After undergraduate studies at the Ecole Normale Superieure de Paris, Elise Dumont obtained her Ph.D. in 2006 at University Paris 6. Since 2008 she has been Professor at the ENS Lyon, starting a new research line in computational biochemistry. Most of her research focuses on DNA damage and repair, and is led in strong collaboration with theoreticians, biochemists and biologists. In 2013 she defended her habilitation, and since 2015 she has started new collaborations with experimentalists in Lyon, giving rise to a new facet of her research lines, related to supramolecular and inorganic chemistry where molecular dynamics simulations are sought to reveal non-covalent interactions at protein-protein interfaces. In 2019, she was nominated as a junior member of the Institut Universitaire de France.

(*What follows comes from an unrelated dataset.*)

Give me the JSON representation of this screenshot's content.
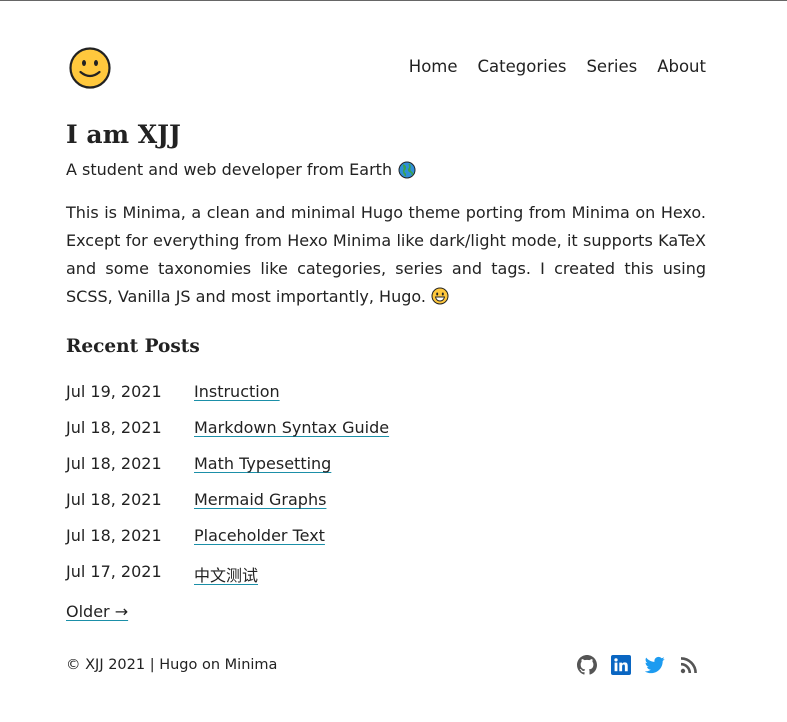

Seminar Series by the NYU-ECNU Center for Computational Chemistry at NYU Shanghai